Reena Lee, the former Secretary-General of the Korean Disability Forum, noted that despite the strong representation, such persons are often hidden. This means one in seven people around me must have a disability, she said.
“In my school classroom, in my neighbourhood and in the workplace, is there one person with disabilities out of seven people I know? No, there isn’t,” she said. “Just for the comfort of the majority and economic benefit, society decided to separate persons with disabilities from those without them.”
The exhibition offers an invaluable opportunity to raise visibility and promote dignity in tangible ways, Ms. Jeon said.
“People think that the exhibitions of the artists with disabilities are just free events, but these proud artists gave their imagination to us with so much sweat and passion, so in fact, it is only right to pay to see their work and establish it as a commercial exhibition,” she said. “That way, they can become financially independent someday.”
In her view, persons with disabilities should never be viewed as an economic drain.
“Breaking those misunderstandings is one of the important goals of this exhibition,” she added.
Artworks in their own right
Visitors to the exhibition shared that observation. Yunhee Park said she had visited to admire the artworks in their own right.
“If our society is open and ready to accept them, then we would be able to provide many opportunities for persons without disabilities to contribute with their amazing talents,” she said. “It will also be beneficial to persons without disabilities, and I hope more opportunities like this one can be made available.”
Equality promotes stability
Equality promotes stability, said Yejin Ha, who works as a programme officer at UN Economic and Social Commission for Asia and the Pacific (ESCAP).

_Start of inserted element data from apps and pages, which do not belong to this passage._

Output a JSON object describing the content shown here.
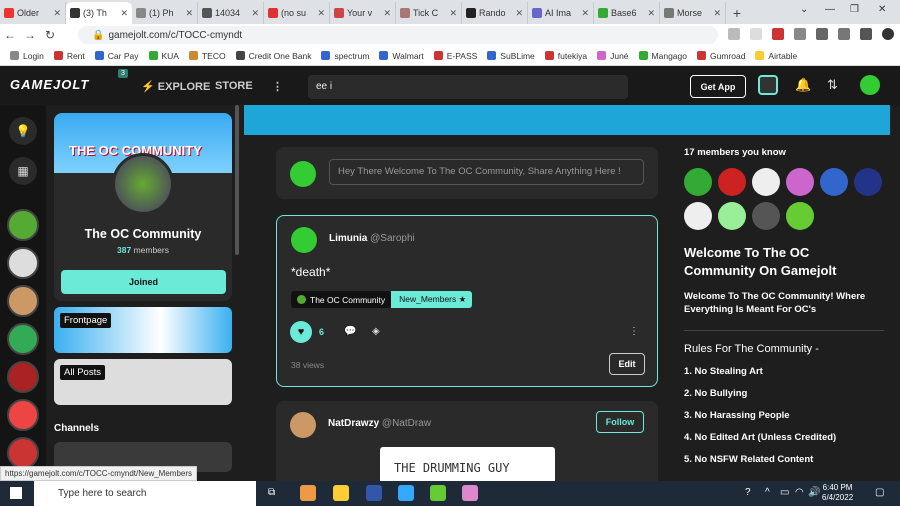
{
  "browser": {
    "tabs": [
      {
        "title": "Older",
        "color": "#e33"
      },
      {
        "title": "(3) Th",
        "color": "#333"
      },
      {
        "title": "(1) Ph",
        "color": "#888"
      },
      {
        "title": "14034",
        "color": "#555"
      },
      {
        "title": "(no su",
        "color": "#d33"
      },
      {
        "title": "Your v",
        "color": "#c44"
      },
      {
        "title": "Tick C",
        "color": "#a77"
      },
      {
        "title": "Rando",
        "color": "#222"
      },
      {
        "title": "AI Ima",
        "color": "#66c"
      },
      {
        "title": "Base6",
        "color": "#3a3"
      },
      {
        "title": "Morse",
        "color": "#777"
      }
    ],
    "url": "gamejolt.com/c/TOCC-cmyndt",
    "bookmarks": [
      {
        "label": "Login",
        "color": "#888"
      },
      {
        "label": "Rent",
        "color": "#c33"
      },
      {
        "label": "Car Pay",
        "color": "#36c"
      },
      {
        "label": "KUA",
        "color": "#3a3"
      },
      {
        "label": "TECO",
        "color": "#c83"
      },
      {
        "label": "Credit One Bank",
        "color": "#444"
      },
      {
        "label": "spectrum",
        "color": "#36c"
      },
      {
        "label": "Walmart",
        "color": "#36c"
      },
      {
        "label": "E-PASS",
        "color": "#c33"
      },
      {
        "label": "SuBLime",
        "color": "#36c"
      },
      {
        "label": "futekiya",
        "color": "#c33"
      },
      {
        "label": "Juné",
        "color": "#c6c"
      },
      {
        "label": "Mangago",
        "color": "#3a3"
      },
      {
        "label": "Gumroad",
        "color": "#c33"
      },
      {
        "label": "Airtable",
        "color": "#fc3"
      }
    ]
  },
  "header": {
    "logo": "GAMEJOLT",
    "logo_badge": "3",
    "explore": "EXPLORE",
    "store": "STORE",
    "search_value": "ee i",
    "get_app": "Get App"
  },
  "community": {
    "banner_text": "THE OC COMMUNITY",
    "name": "The OC Community",
    "members_count": "387",
    "members_label": "members",
    "joined": "Joined",
    "channels_heading": "Channels",
    "channels": [
      {
        "label": "Frontpage"
      },
      {
        "label": "All Posts"
      }
    ]
  },
  "composer": {
    "placeholder": "Hey There Welcome To The OC Community, Share Anything Here !"
  },
  "post": {
    "author": "Limunia",
    "handle": "@Sarophi",
    "text": "*death*",
    "tag_community": "The OC Community",
    "tag_channel": "New_Members",
    "likes": "6",
    "views": "38 views",
    "edit": "Edit"
  },
  "post2": {
    "author": "NatDrawzy",
    "handle": "@NatDraw",
    "follow": "Follow",
    "drawing_text": "THE DRUMMING GUY"
  },
  "sidebar_right": {
    "members_known": "17 members you know",
    "avatar_colors": [
      "#3a3",
      "#c22",
      "#eee",
      "#c6c",
      "#36c",
      "#238",
      "#eee",
      "#9e9",
      "#555",
      "#6c3"
    ],
    "title": "Welcome To The OC Community On Gamejolt",
    "description": "Welcome To The OC Community! Where Everything Is Meant For OC's",
    "rules_heading": "Rules For The Community -",
    "rules": [
      "1. No Stealing Art",
      "2. No Bullying",
      "3. No Harassing People",
      "4. No Edited Art (Unless Credited)",
      "5. No NSFW Related Content"
    ]
  },
  "status_url": "https://gamejolt.com/c/TOCC-cmyndt/New_Members",
  "taskbar": {
    "search_placeholder": "Type here to search",
    "time": "6:40 PM",
    "date": "6/4/2022"
  },
  "colors": {
    "accent": "#6bead8",
    "bg": "#191919",
    "card": "#2a2a2a"
  }
}
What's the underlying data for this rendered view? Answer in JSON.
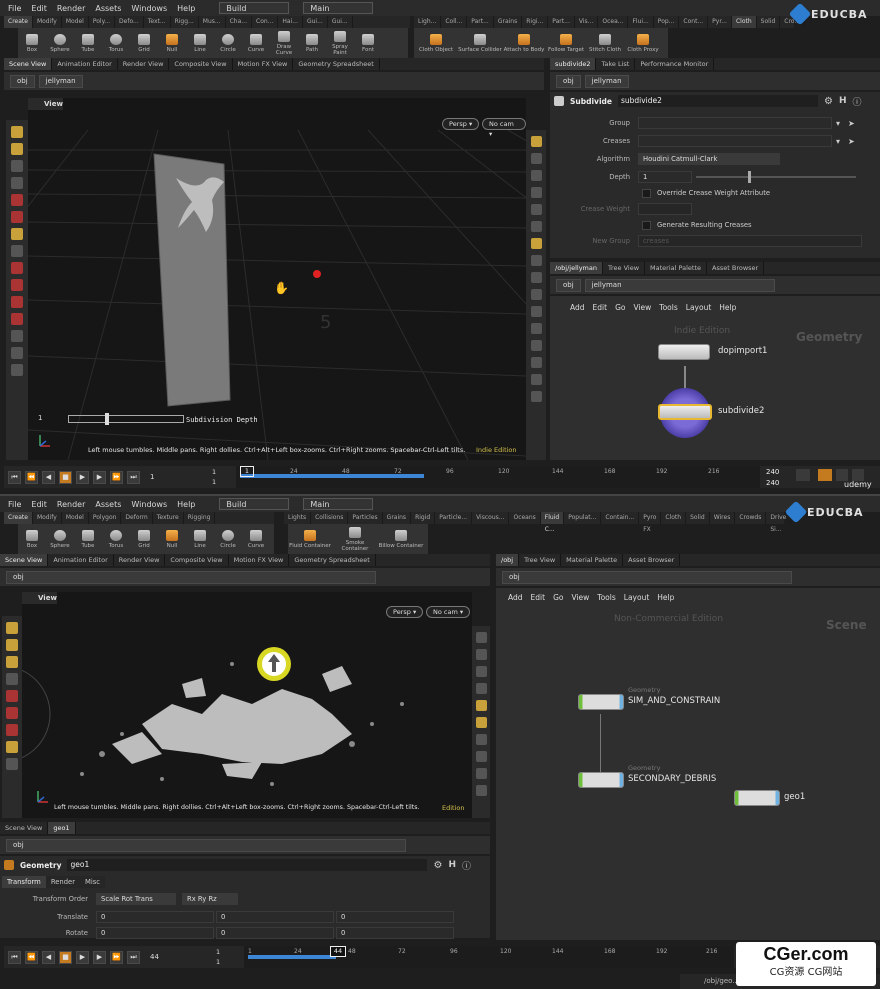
{
  "top": {
    "menu": [
      "File",
      "Edit",
      "Render",
      "Assets",
      "Windows",
      "Help"
    ],
    "desktop": "Build",
    "desktop2": "Main",
    "shelf_tabs_left": [
      "Create",
      "Modify",
      "Model",
      "Poly...",
      "Defo...",
      "Text...",
      "Rigg...",
      "Mus...",
      "Cha...",
      "Con...",
      "Hai...",
      "Gui...",
      "Gui..."
    ],
    "shelf_tabs_right": [
      "Ligh...",
      "Coll...",
      "Part...",
      "Grains",
      "Rigi...",
      "Part...",
      "Vis...",
      "Ocea...",
      "Flui...",
      "Pop...",
      "Cont...",
      "Pyr...",
      "Cloth",
      "Solid",
      "Cro..."
    ],
    "tools_left": [
      "Box",
      "Sphere",
      "Tube",
      "Torus",
      "Grid",
      "Null",
      "Line",
      "Circle",
      "Curve",
      "Draw Curve",
      "Path",
      "Spray Paint",
      "Font"
    ],
    "tools_right": [
      "Cloth Object",
      "Surface Collider",
      "Attach to Body",
      "Follow Target",
      "Stitch Cloth",
      "Cloth Proxy"
    ],
    "pane_tabs_left": [
      "Scene View",
      "Animation Editor",
      "Render View",
      "Composite View",
      "Motion FX View",
      "Geometry Spreadsheet"
    ],
    "pane_tabs_right": [
      "subdivide2",
      "Take List",
      "Performance Monitor"
    ],
    "path_left": [
      "obj",
      "jellyman"
    ],
    "path_right": [
      "obj",
      "jellyman"
    ],
    "viewport_title": "View",
    "persp": "Persp ▾",
    "cam": "No cam ▾",
    "slider_label": "Subdivision Depth",
    "slider_value": "1",
    "status": "Left mouse tumbles. Middle pans. Right dollies. Ctrl+Alt+Left box-zooms. Ctrl+Right zooms. Spacebar-Ctrl-Left tilts.",
    "edition": "Indie Edition",
    "params": {
      "node_type": "Subdivide",
      "node_name": "subdivide2",
      "group_label": "Group",
      "creases_label": "Creases",
      "algorithm_label": "Algorithm",
      "algorithm": "Houdini Catmull-Clark",
      "depth_label": "Depth",
      "depth": "1",
      "override": "Override Crease Weight Attribute",
      "crease_weight": "Crease Weight",
      "generate": "Generate Resulting Creases",
      "new_group": "New Group",
      "new_group_value": "creases"
    },
    "network_tabs": [
      "/obj/jellyman",
      "Tree View",
      "Material Palette",
      "Asset Browser"
    ],
    "network_path": [
      "obj",
      "jellyman"
    ],
    "network_menu": [
      "Add",
      "Edit",
      "Go",
      "View",
      "Tools",
      "Layout",
      "Help"
    ],
    "net_watermark": "Indie Edition",
    "net_context": "Geometry",
    "nodes": [
      "dopimport1",
      "subdivide2"
    ],
    "frame": "1",
    "frame_start": "1",
    "frame_end": "1",
    "end1": "240",
    "end2": "240",
    "ticks": [
      "24",
      "48",
      "72",
      "96",
      "120",
      "144",
      "168",
      "192",
      "216"
    ],
    "current_frame_marker": "1",
    "udemy": "udemy"
  },
  "bottom": {
    "menu": [
      "File",
      "Edit",
      "Render",
      "Assets",
      "Windows",
      "Help"
    ],
    "desktop": "Build",
    "desktop2": "Main",
    "shelf_tabs_left": [
      "Create",
      "Modify",
      "Model",
      "Polygon",
      "Deform",
      "Texture",
      "Rigging"
    ],
    "shelf_tabs_right": [
      "Lights a...",
      "Collisions",
      "Particles",
      "Grains",
      "Rigid B...",
      "Particle...",
      "Viscous...",
      "Oceans",
      "Fluid C...",
      "Populat...",
      "Contain...",
      "Pyro FX",
      "Cloth",
      "Solid",
      "Wires",
      "Crowds",
      "Drive Si..."
    ],
    "tools_left": [
      "Box",
      "Sphere",
      "Tube",
      "Torus",
      "Grid",
      "Null",
      "Line",
      "Circle",
      "Curve"
    ],
    "tools_right": [
      "Fluid Container",
      "Smoke Container",
      "Billow Container"
    ],
    "pane_tabs_left": [
      "Scene View",
      "Animation Editor",
      "Render View",
      "Composite View",
      "Motion FX View",
      "Geometry Spreadsheet"
    ],
    "pane_tabs_right": [
      "/obj",
      "Tree View",
      "Material Palette",
      "Asset Browser"
    ],
    "path_left": [
      "obj"
    ],
    "path_right": [
      "obj"
    ],
    "viewport_title": "View",
    "persp": "Persp ▾",
    "cam": "No cam ▾",
    "status": "Left mouse tumbles. Middle pans. Right dollies. Ctrl+Alt+Left box-zooms. Ctrl+Right zooms. Spacebar-Ctrl-Left tilts.",
    "edition": "Edition",
    "param_tabs": [
      "Scene View",
      "geo1"
    ],
    "param_path": "obj",
    "node_type": "Geometry",
    "node_name": "geo1",
    "sub_tabs": [
      "Transform",
      "Render",
      "Misc"
    ],
    "transform_order_label": "Transform Order",
    "transform_order": "Scale Rot Trans",
    "rot_order": "Rx Ry Rz",
    "translate_label": "Translate",
    "translate": [
      "0",
      "0",
      "0"
    ],
    "rotate_label": "Rotate",
    "rotate": [
      "0",
      "0",
      "0"
    ],
    "network_menu": [
      "Add",
      "Edit",
      "Go",
      "View",
      "Tools",
      "Layout",
      "Help"
    ],
    "net_watermark": "Non-Commercial Edition",
    "net_context": "Scene",
    "nodes": [
      {
        "type": "Geometry",
        "name": "SIM_AND_CONSTRAIN"
      },
      {
        "type": "Geometry",
        "name": "SECONDARY_DEBRIS"
      },
      {
        "type": "",
        "name": "geo1"
      }
    ],
    "frame": "44",
    "frame_start": "1",
    "frame_end": "1",
    "marker": "44",
    "ticks": [
      "1",
      "24",
      "48",
      "72",
      "96",
      "120",
      "144",
      "168",
      "192",
      "216"
    ],
    "bottom_path": "/obj/geo..."
  },
  "brand": {
    "educba": "EDUCBA",
    "cger": "CGer.com",
    "cger_sub": "CG资源 CG网站"
  },
  "colors": {
    "accent": "#c47a1f",
    "edition": "#d4c14b",
    "timebar": "#3d86d6"
  }
}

“Throughout history, social exclusion and social injustices and inequality – they all lead to conflict and social discord,” she said. “In order to prevent conflict, it is absolutely critical to make sure that everybody is included in these efforts to build an harmonious and just society.”
‘Receive their uniqueness’
Humanity is more than transactional; it can generate mutually beneficially synergies among those with disabilities and others in society, said Myunghee Kim, who is the mother of featured artist Hyeshin Park.
“All we have to do is foster a natural exchange,” she said. “We could share the health we have and receive the uniqueness they have. It will make such a wonderful world.”